> [Exercise requirements]: Scan the lines below; pull out those with "volume".

Start of Data for this exercise

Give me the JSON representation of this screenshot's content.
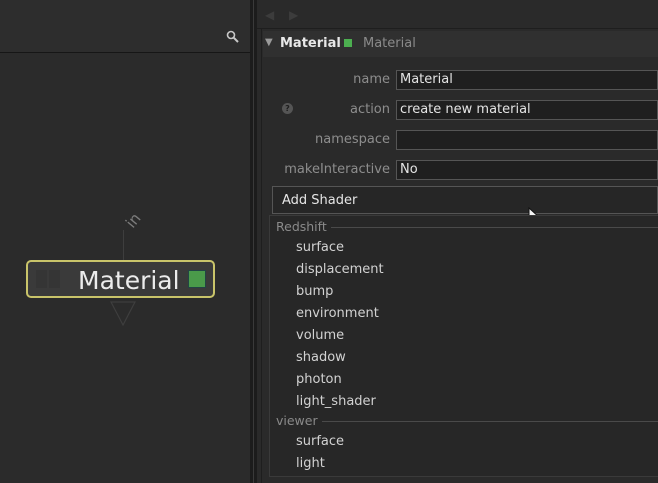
{
  "node_graph": {
    "search_icon": "magnifier-icon",
    "node": {
      "label": "Material",
      "swatch_color": "#4a9a4a",
      "border_color": "#c9c46a"
    },
    "input_label": "in"
  },
  "parameters": {
    "header": {
      "name": "Material",
      "type": "Material",
      "indicator_color": "#4caf50"
    },
    "fields": {
      "name": {
        "label": "name",
        "value": "Material"
      },
      "action": {
        "label": "action",
        "value": "create new material"
      },
      "namespace": {
        "label": "namespace",
        "value": ""
      },
      "make_interactive": {
        "label": "makeInteractive",
        "value": "No"
      }
    },
    "help_icon_glyph": "?",
    "add_shader_label": "Add Shader",
    "menu": {
      "sections": [
        {
          "title": "Redshift",
          "items": [
            "surface",
            "displacement",
            "bump",
            "environment",
            "volume",
            "shadow",
            "photon",
            "light_shader"
          ]
        },
        {
          "title": "viewer",
          "items": [
            "surface",
            "light"
          ]
        }
      ]
    }
  }
}
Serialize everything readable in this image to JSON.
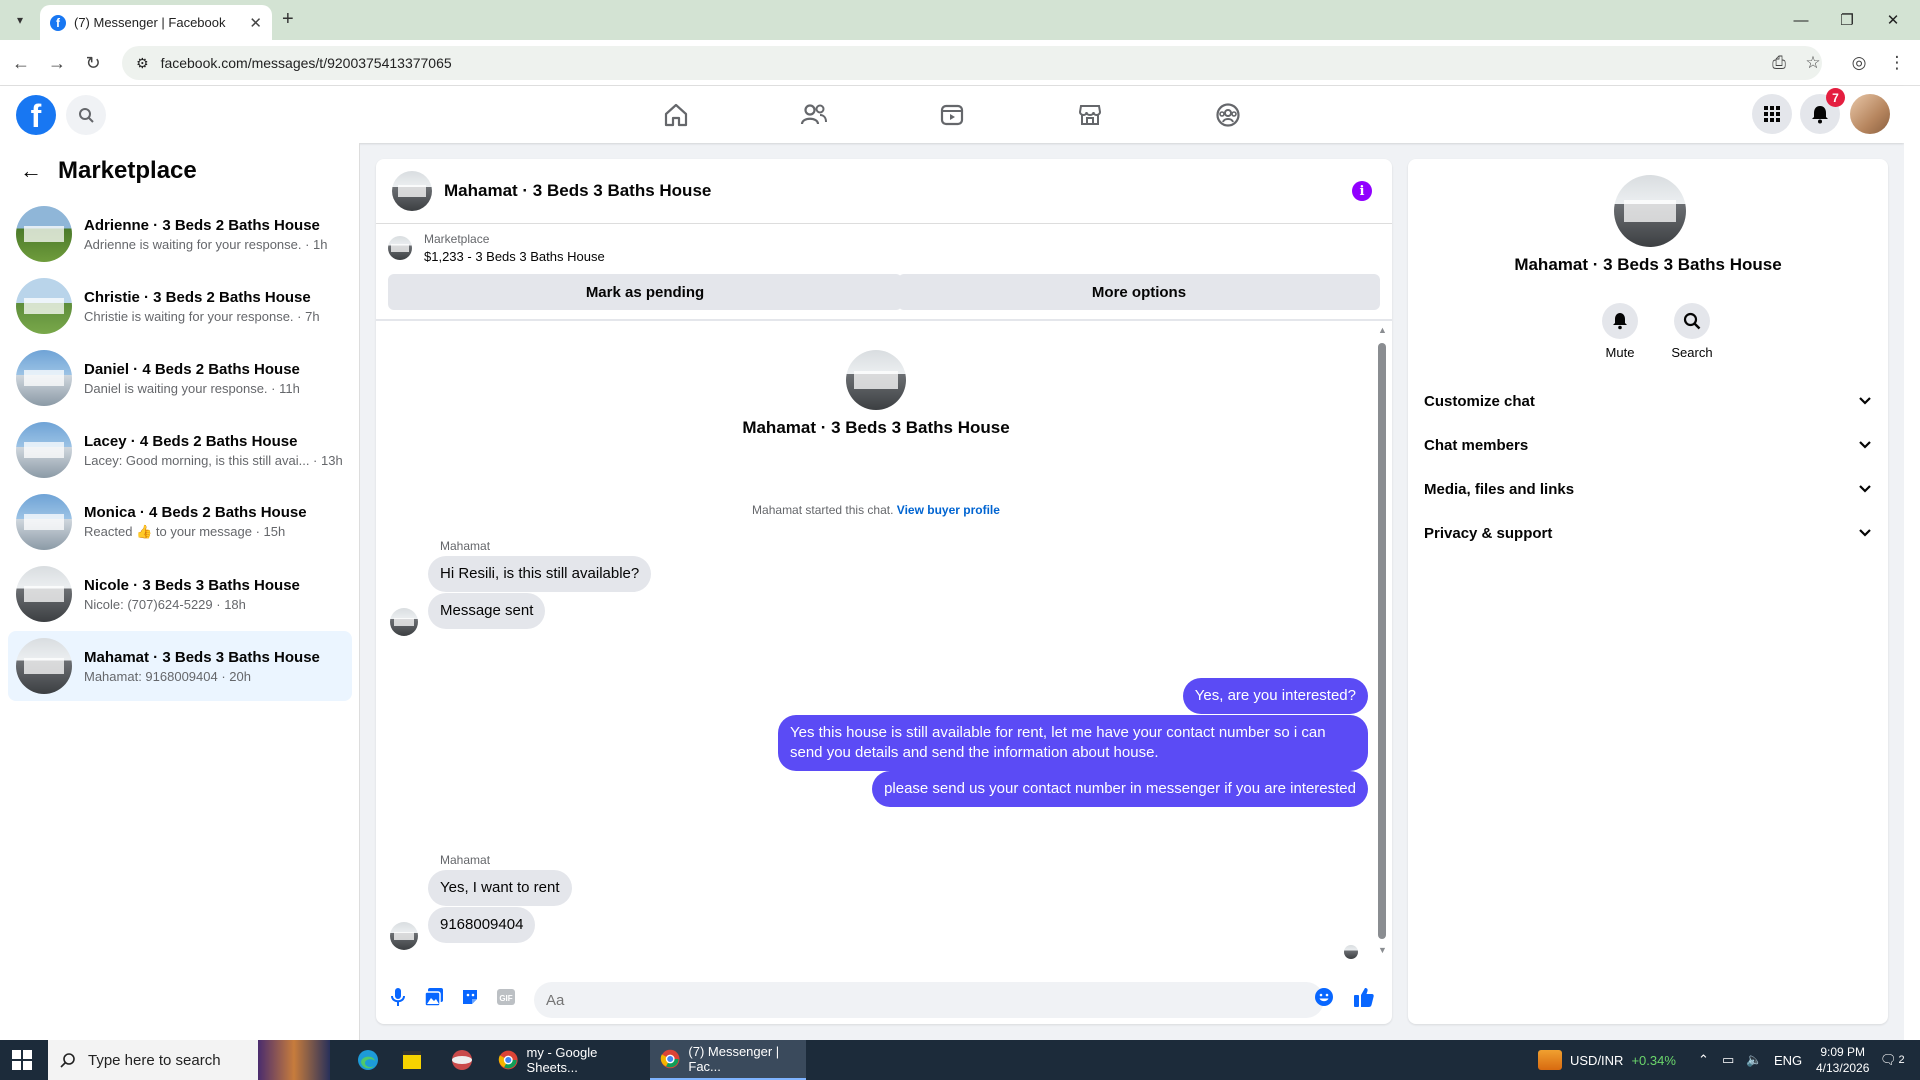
{
  "browser": {
    "tab_title": "(7) Messenger | Facebook",
    "url": "facebook.com/messages/t/9200375413377065"
  },
  "fb_header": {
    "notification_count": "7"
  },
  "left_panel": {
    "title": "Marketplace",
    "conversations": [
      {
        "name": "Adrienne · 3 Beds 2 Baths House",
        "preview": "Adrienne is waiting for your response. · 1h"
      },
      {
        "name": "Christie · 3 Beds 2 Baths House",
        "preview": "Christie is waiting for your response. · 7h"
      },
      {
        "name": "Daniel · 4 Beds 2 Baths House",
        "preview": "Daniel is waiting your response. · 11h"
      },
      {
        "name": "Lacey · 4 Beds 2 Baths House",
        "preview": "Lacey: Good morning, is this still avai... · 13h"
      },
      {
        "name": "Monica · 4 Beds 2 Baths House",
        "preview_before": "Reacted",
        "preview_emoji": "👍",
        "preview_after": "to your message · 15h"
      },
      {
        "name": "Nicole · 3 Beds 3 Baths House",
        "preview": "Nicole: (707)624-5229 · 18h"
      },
      {
        "name": "Mahamat · 3 Beds 3 Baths House",
        "preview": "Mahamat: 9168009404 · 20h"
      }
    ]
  },
  "chat": {
    "title": "Mahamat · 3 Beds 3 Baths House",
    "listing_label": "Marketplace",
    "listing_price": "$1,233 - 3 Beds 3 Baths House",
    "mark_pending": "Mark as pending",
    "more_options": "More options",
    "intro_name": "Mahamat · 3 Beds 3 Baths House",
    "started_text": "Mahamat started this chat.",
    "view_buyer_profile": "View buyer profile",
    "sender_name": "Mahamat",
    "messages_in_1": [
      "Hi Resili, is this still available?",
      "Message sent"
    ],
    "messages_out": [
      "Yes, are you interested?",
      "Yes this house is still available for rent, let me have your contact number so i can send you details and send the information about house.",
      "please  send us your contact number in messenger if you are interested"
    ],
    "messages_in_2": [
      "Yes, I want to rent",
      "9168009404"
    ],
    "composer_placeholder": "Aa"
  },
  "right_panel": {
    "name": "Mahamat · 3 Beds 3 Baths House",
    "mute_label": "Mute",
    "search_label": "Search",
    "sections": [
      "Customize chat",
      "Chat members",
      "Media, files and links",
      "Privacy & support"
    ]
  },
  "taskbar": {
    "search_placeholder": "Type here to search",
    "task_sheets": "my - Google Sheets...",
    "task_messenger": "(7) Messenger | Fac...",
    "ticker_name": "USD/INR",
    "ticker_change": "+0.34%",
    "lang": "ENG",
    "time": "9:09 PM",
    "date": "4/13/2026",
    "action_center_count": "2"
  },
  "colors": {
    "fb_blue": "#1877f2",
    "outgoing_bubble": "#5b4bf5",
    "info_purple": "#9100ff",
    "notif_red": "#e41e3f"
  }
}
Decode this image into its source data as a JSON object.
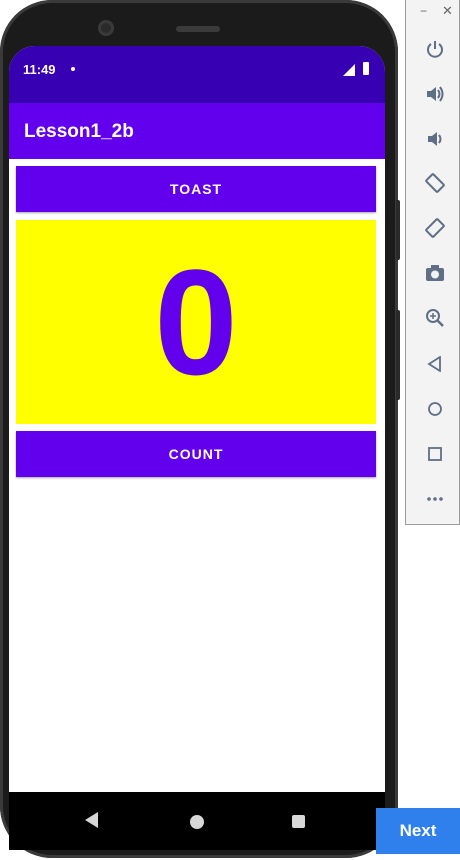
{
  "status_bar": {
    "time": "11:49"
  },
  "app_bar": {
    "title": "Lesson1_2b"
  },
  "toast_button": {
    "label": "TOAST"
  },
  "count": {
    "value": "0"
  },
  "count_button": {
    "label": "COUNT"
  },
  "emulator_toolbar": {
    "window_controls": [
      "minimize",
      "close"
    ],
    "tools": [
      "power-icon",
      "volume-up-icon",
      "volume-down-icon",
      "rotate-left-icon",
      "rotate-right-icon",
      "camera-icon",
      "zoom-icon",
      "back-icon",
      "home-icon",
      "overview-icon",
      "more-icon"
    ]
  },
  "wizard": {
    "next_label": "Next"
  },
  "colors": {
    "status_bar": "#3700b3",
    "app_bar": "#6200ee",
    "button": "#6200ee",
    "count_background": "#ffff00",
    "count_text": "#6200ee",
    "next_button": "#2f80ed"
  }
}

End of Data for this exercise

> [Completed task]:
            "volume",
      "volume-up-icon",
      "volume-down-icon",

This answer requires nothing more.